Available data >>
┏━━
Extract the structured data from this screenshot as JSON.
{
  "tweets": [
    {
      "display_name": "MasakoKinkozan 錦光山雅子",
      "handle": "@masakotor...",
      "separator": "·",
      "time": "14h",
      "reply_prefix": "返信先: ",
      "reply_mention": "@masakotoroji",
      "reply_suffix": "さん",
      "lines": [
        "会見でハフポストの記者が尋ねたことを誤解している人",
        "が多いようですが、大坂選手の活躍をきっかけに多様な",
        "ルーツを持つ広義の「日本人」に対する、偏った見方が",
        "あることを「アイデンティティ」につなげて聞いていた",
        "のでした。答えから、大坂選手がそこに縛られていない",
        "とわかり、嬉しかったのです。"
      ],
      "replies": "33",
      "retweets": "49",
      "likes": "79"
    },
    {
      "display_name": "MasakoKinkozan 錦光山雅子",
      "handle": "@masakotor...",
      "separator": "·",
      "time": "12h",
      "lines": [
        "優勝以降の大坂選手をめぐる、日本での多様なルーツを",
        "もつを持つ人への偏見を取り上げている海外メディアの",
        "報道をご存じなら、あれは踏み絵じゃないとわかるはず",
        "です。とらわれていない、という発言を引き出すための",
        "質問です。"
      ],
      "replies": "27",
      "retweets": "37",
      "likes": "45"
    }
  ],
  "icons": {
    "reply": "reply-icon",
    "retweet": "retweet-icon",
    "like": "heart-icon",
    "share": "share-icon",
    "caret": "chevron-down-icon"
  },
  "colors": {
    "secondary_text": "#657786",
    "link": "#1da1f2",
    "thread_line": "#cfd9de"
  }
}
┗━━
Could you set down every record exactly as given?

Extract the structured data from this screenshot as JSON.
{
  "tweets": [
    {
      "display_name": "MasakoKinkozan 錦光山雅子",
      "handle": "@masakotor...",
      "separator": "·",
      "time": "14h",
      "reply_prefix": "返信先: ",
      "reply_mention": "@masakotoroji",
      "reply_suffix": "さん",
      "lines": [
        "会見でハフポストの記者が尋ねたことを誤解している人",
        "が多いようですが、大坂選手の活躍をきっかけに多様な",
        "ルーツを持つ広義の「日本人」に対する、偏った見方が",
        "あることを「アイデンティティ」につなげて聞いていた",
        "のでした。答えから、大坂選手がそこに縛られていない",
        "とわかり、嬉しかったのです。"
      ],
      "replies": "33",
      "retweets": "49",
      "likes": "79"
    },
    {
      "display_name": "MasakoKinkozan 錦光山雅子",
      "handle": "@masakotor...",
      "separator": "·",
      "time": "12h",
      "lines": [
        "優勝以降の大坂選手をめぐる、日本での多様なルーツを",
        "もつを持つ人への偏見を取り上げている海外メディアの",
        "報道をご存じなら、あれは踏み絵じゃないとわかるはず",
        "です。とらわれていない、という発言を引き出すための",
        "質問です。"
      ],
      "replies": "27",
      "retweets": "37",
      "likes": "45"
    }
  ],
  "icons": {
    "reply": "reply-icon",
    "retweet": "retweet-icon",
    "like": "heart-icon",
    "share": "share-icon",
    "caret": "chevron-down-icon"
  },
  "colors": {
    "secondary_text": "#657786",
    "link": "#1da1f2",
    "thread_line": "#cfd9de"
  }
}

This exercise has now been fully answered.